## TASK DESCRIPTION
Copy out all the lines in the records that include the word "summary".

--

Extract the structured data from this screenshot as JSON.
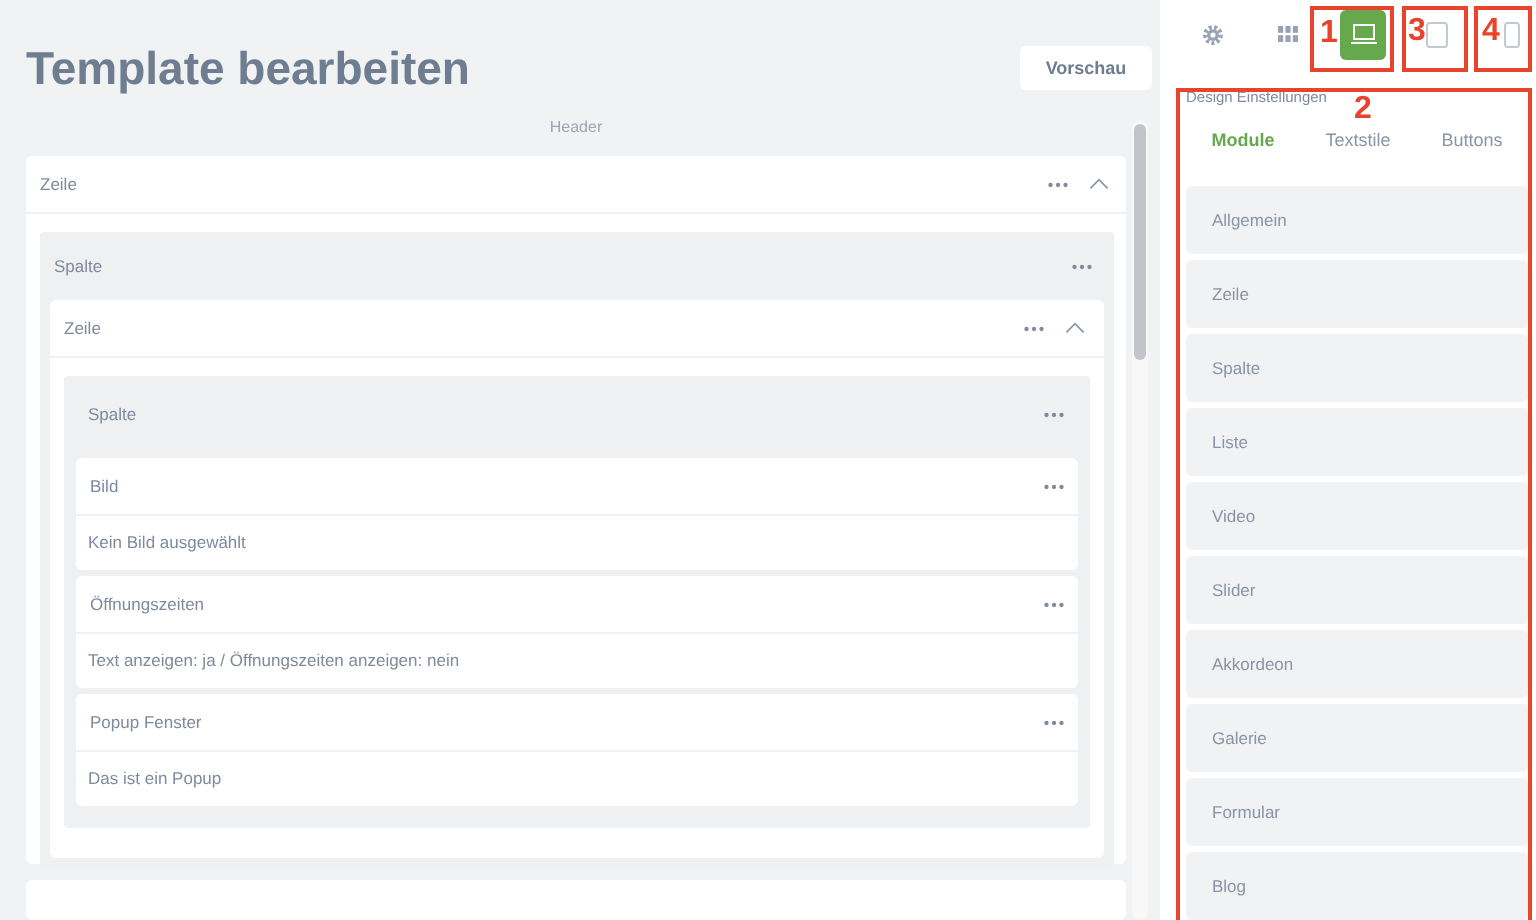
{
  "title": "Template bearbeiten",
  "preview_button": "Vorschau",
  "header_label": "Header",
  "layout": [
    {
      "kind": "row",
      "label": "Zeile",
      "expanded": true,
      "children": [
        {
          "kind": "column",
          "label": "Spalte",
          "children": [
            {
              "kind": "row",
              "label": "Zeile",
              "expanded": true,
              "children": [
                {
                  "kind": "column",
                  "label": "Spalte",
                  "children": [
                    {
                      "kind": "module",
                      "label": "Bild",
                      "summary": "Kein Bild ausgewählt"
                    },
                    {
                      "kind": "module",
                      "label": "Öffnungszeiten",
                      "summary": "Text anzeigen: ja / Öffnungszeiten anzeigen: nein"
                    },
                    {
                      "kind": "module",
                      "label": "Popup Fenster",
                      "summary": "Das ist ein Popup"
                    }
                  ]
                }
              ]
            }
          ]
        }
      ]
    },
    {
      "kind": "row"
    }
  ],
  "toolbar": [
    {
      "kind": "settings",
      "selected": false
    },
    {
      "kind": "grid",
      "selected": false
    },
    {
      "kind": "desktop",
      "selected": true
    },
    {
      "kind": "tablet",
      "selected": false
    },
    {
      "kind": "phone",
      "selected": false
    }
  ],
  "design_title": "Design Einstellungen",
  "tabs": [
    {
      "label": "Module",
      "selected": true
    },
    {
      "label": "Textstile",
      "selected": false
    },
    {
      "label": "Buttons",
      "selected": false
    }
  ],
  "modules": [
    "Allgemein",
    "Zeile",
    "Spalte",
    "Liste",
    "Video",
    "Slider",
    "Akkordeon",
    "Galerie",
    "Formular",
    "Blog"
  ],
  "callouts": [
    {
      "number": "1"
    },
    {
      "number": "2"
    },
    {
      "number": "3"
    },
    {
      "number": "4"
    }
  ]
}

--

## WRITTEN SOLUTION
                      "summary": "Kein Bild ausgewählt"
                      "summary": "Text anzeigen: ja / Öffnungszeiten anzeigen: nein"
                      "summary": "Das ist ein Popup"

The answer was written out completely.